That is why I found a fresh 14-page note dropped into my email box Monday afternoon from Deutsche Bank so refreshing. It’s one of the first honest assessments of the stock market’s medium-term potential as the coronavirus situation plays out.
“Our central and worse case scenarios see the stock market falling 20% and 30%, respectively, from its previous peak, and bond yields remaining historically depressed for a time,” writes Deutsche Bank’s global head of economic research Peter Hooper.
“On the positive side, there has been a quick flush in equity positioning over the last week (97th percentile to 13th percentile). While we expect positioning to unwind further, the selling pressure should begin to slow.

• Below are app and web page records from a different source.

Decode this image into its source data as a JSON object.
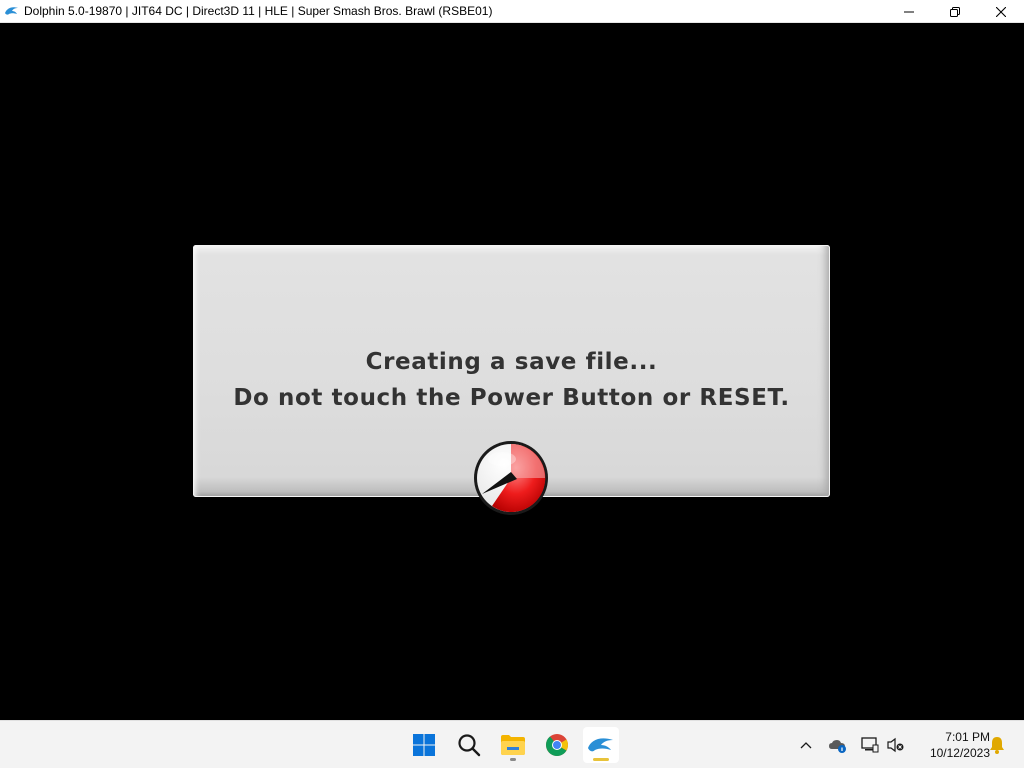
{
  "window": {
    "title": "Dolphin 5.0-19870 | JIT64 DC | Direct3D 11 | HLE | Super Smash Bros. Brawl (RSBE01)",
    "icons": {
      "app": "dolphin-icon",
      "minimize": "minimize-icon",
      "restore": "restore-icon",
      "close": "close-icon"
    }
  },
  "game": {
    "dialog": {
      "line1": "Creating a save file...",
      "line2": "Do not touch the Power Button or RESET."
    },
    "spinner": {
      "icon": "save-progress-icon",
      "accent": "#e02020"
    }
  },
  "taskbar": {
    "apps": [
      {
        "name": "start",
        "icon": "windows-start-icon"
      },
      {
        "name": "search",
        "icon": "search-icon"
      },
      {
        "name": "file-explorer",
        "icon": "folder-icon"
      },
      {
        "name": "chrome",
        "icon": "chrome-icon"
      },
      {
        "name": "dolphin",
        "icon": "dolphin-icon"
      }
    ],
    "tray": {
      "icons": [
        "chevron-up-icon",
        "onedrive-icon",
        "network-icon",
        "volume-muted-icon",
        "notification-bell-icon"
      ],
      "time": "7:01 PM",
      "date": "10/12/2023"
    },
    "colors": {
      "accent": "#0078d4",
      "indicator": "#e8c33a"
    }
  }
}
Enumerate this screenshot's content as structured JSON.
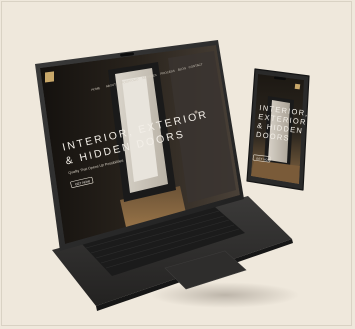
{
  "laptop": {
    "nav": [
      "HOME",
      "ABOUT",
      "PORTFOLIO",
      "SERVICES",
      "PROCESS",
      "BLOG",
      "CONTACT"
    ],
    "headline": [
      "INTERIOR, EXTERIOR",
      "& HIDDEN DOORS"
    ],
    "subhead": "Quality That Opens Up Possibilities",
    "cta": "GET NOW"
  },
  "phone": {
    "headline": [
      "INTERIOR,",
      "EXTERIOR",
      "& HIDDEN",
      "DOORS"
    ],
    "cta": "GET NOW"
  },
  "colors": {
    "background": "#efe8dc",
    "device_body": "#2b2b2b",
    "screen_dark": "#1a1714",
    "door_wood": "#8a6a44",
    "accent_gold": "#c9a86a"
  }
}
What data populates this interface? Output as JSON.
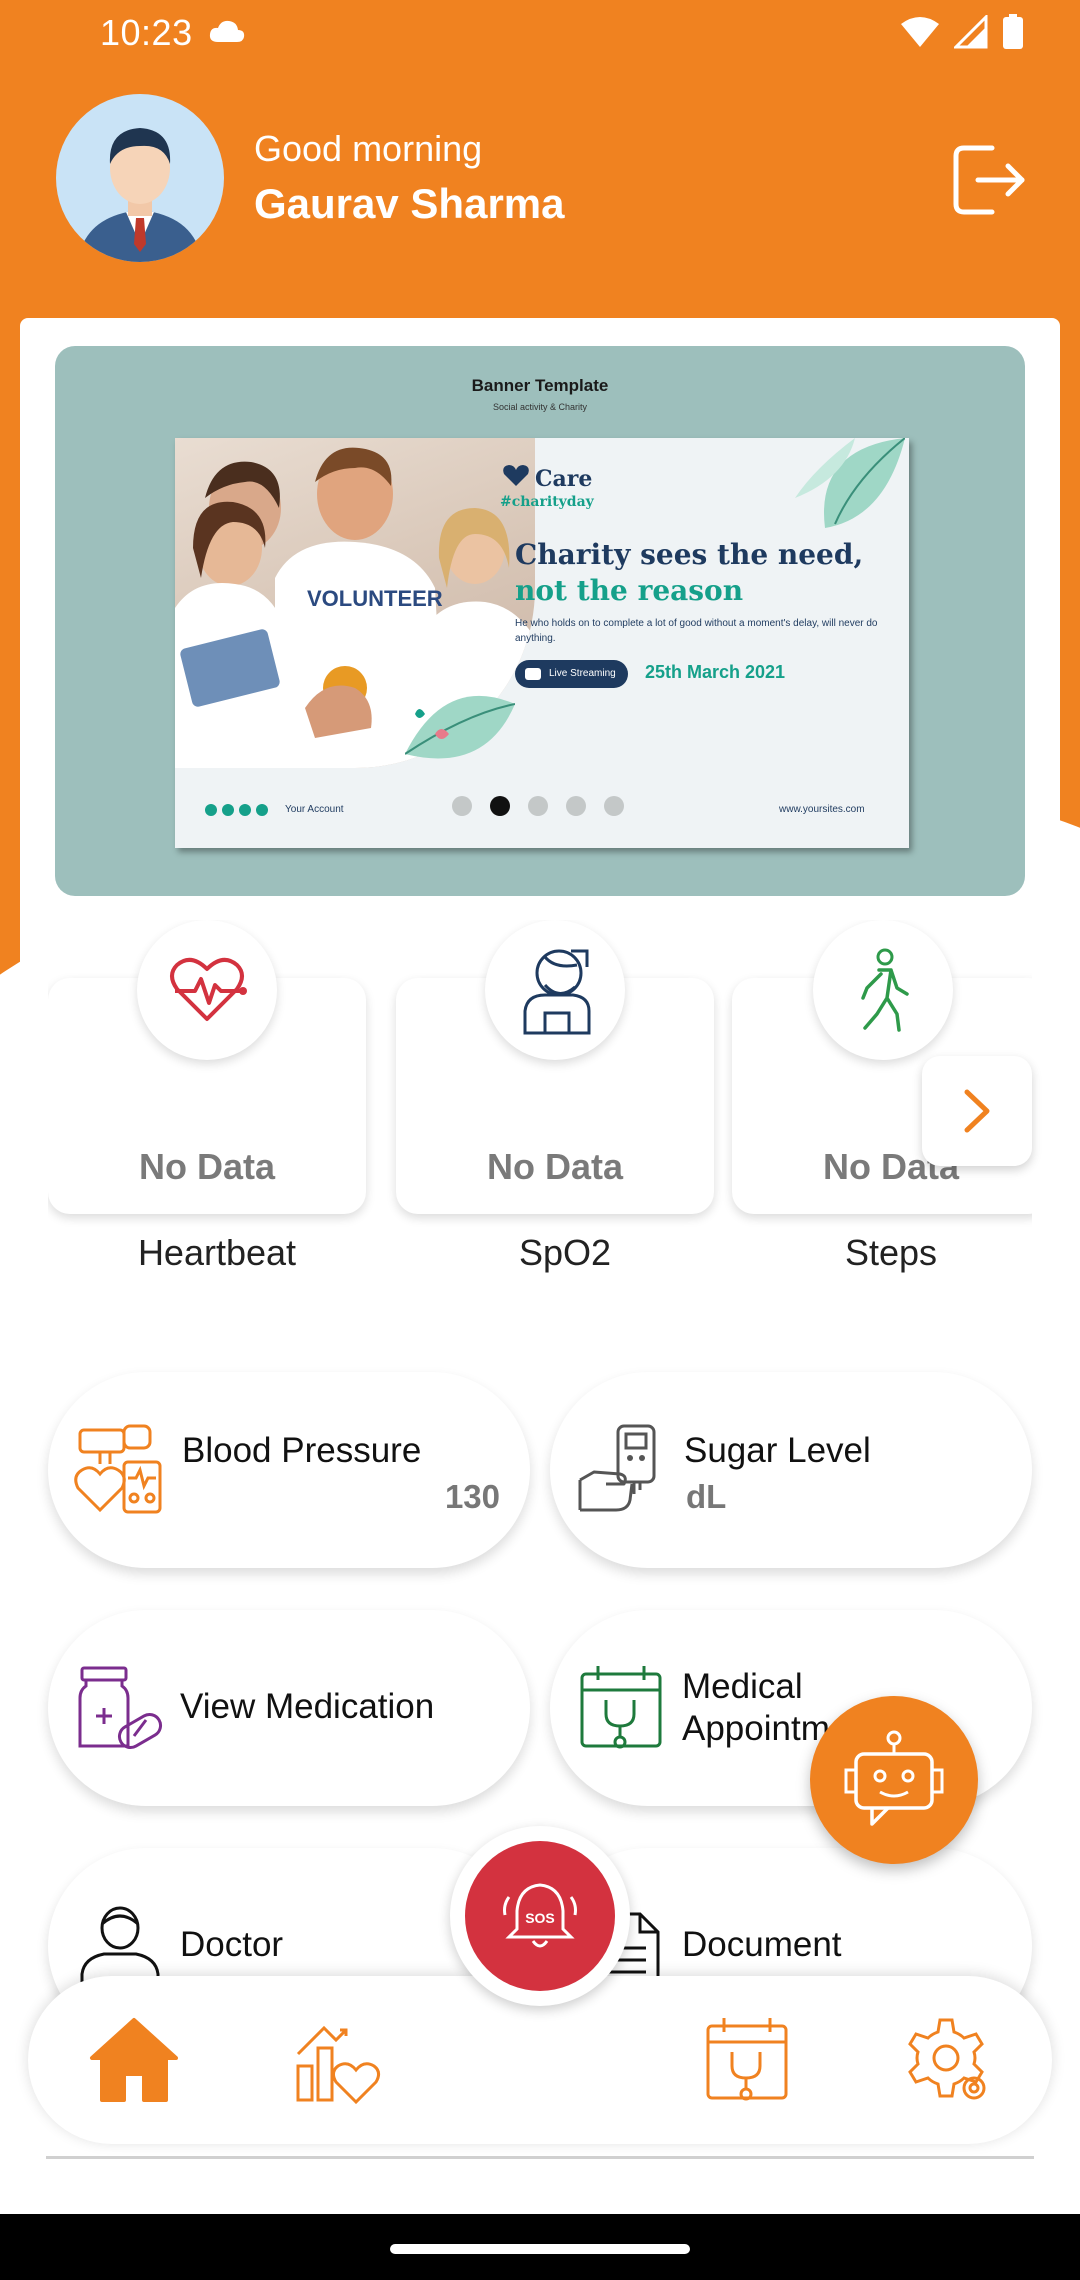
{
  "status_bar": {
    "time": "10:23"
  },
  "header": {
    "greeting": "Good morning",
    "user_name": "Gaurav Sharma"
  },
  "banner": {
    "title": "Banner Template",
    "subtitle": "Social activity & Charity",
    "brand": "Care",
    "hashtag": "#charityday",
    "headline_1": "Charity sees the need,",
    "headline_2": "not the reason",
    "body": "He who holds on to complete a lot of good without a moment's delay, will never do anything.",
    "live_label": "Live Streaming",
    "date": "25th March 2021",
    "account_label": "Your Account",
    "website": "www.yoursites.com",
    "slides_count": 5,
    "active_slide": 2
  },
  "vitals": [
    {
      "label": "Heartbeat",
      "value": "No Data",
      "icon": "heartbeat-icon"
    },
    {
      "label": "SpO2",
      "value": "No Data",
      "icon": "doctor-oxygen-icon"
    },
    {
      "label": "Steps",
      "value": "No Data",
      "icon": "walking-icon"
    }
  ],
  "features": {
    "blood_pressure": {
      "title": "Blood Pressure",
      "value": "130"
    },
    "sugar_level": {
      "title": "Sugar Level",
      "value": "dL"
    },
    "view_medication": {
      "title": "View Medication"
    },
    "medical_appointment": {
      "title_line1": "Medical",
      "title_line2": "Appointment"
    },
    "doctor": {
      "title": "Doctor"
    },
    "document": {
      "title": "Document"
    }
  },
  "sos": {
    "label": "SOS"
  },
  "colors": {
    "primary": "#F08220",
    "sos": "#D3323F",
    "purple": "#7B2D8E",
    "green": "#1E7A3C",
    "heart_red": "#D3323F"
  }
}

On the negative side, from a fundamental perspective, the market has simply moved from pricing in earnings growth of more than 20%, which would have easily been the fastest of this cycle, down to now pricing in flat earnings. It is yet to price in any drops in earnings from the expected slowdown in activity. Consequently, we see the selloff as having further to go and in our central scenario we expect equity markets to be down by 20% from their last peak (S&P 500 at 2700).
With the speed of the selloff seeing several technical indicators jump to extremes, many have been asking when and at what levels to buy back in. We note that we are only one week into the selloff. In episodes when vol got elevated historically (>1.5 sigma moves) as has happened, it has taken on average 6-7 weeks for vol to subside. The S&P 500 typically took another 4-5 months after that to recoup losses as investors raise exposure only slowly with trailing vol typically an input into risk management models.
With our central scenario seeing a rebound in macro growth to above trend rates in Q3, we expect equity markets to bottom earlier, during Q2. In the more severe scenario, we see equity markets selling off by more, by around 30% from the peak (S&P 500 2370) corresponding to an average recession selloff.”
Call for hand sanitizers
Meanwhile, one source told me investors should buy a bottle of hand sanitizer, don’t panic and think long-term. I simply shook my head in disbelief. People had their trading accounts shredded last week — surely there is better advice than that. Other folks I have talked with think we are due for a tradeable bounce in equities as central banks come in and slash interest rates (as Federal Reserve chief Jerome Powell signaled on Friday, which has spurred a two-day rally in the markets).
By and large, the people up and down the Street I have chatted up on the topic of coronavirus in the past week have downplayed the economic impact to the U.S. and potential for further damage to equities. It’s hard to agree with that when CEOs are telling me — privately and on-air — their businesses in the U.S. and abroad are being hurt by the coronavirus. The economic impact is real, it’s far from fluid as corporate press releases on the matter would suggest and Wall Street best wake up to all of this and prepare clients for a more reasonable short-term outlook for equities.
Buying hand sanitizer and staying disengaged with your portfolio is the last thing one should be doing right now (nothing wrong with stocking up on hand sanitizer, however).
Deutsche Bank’s report doesn’t mention hand sanitizer anywhere. Thank you for an honest assessment, Cooper.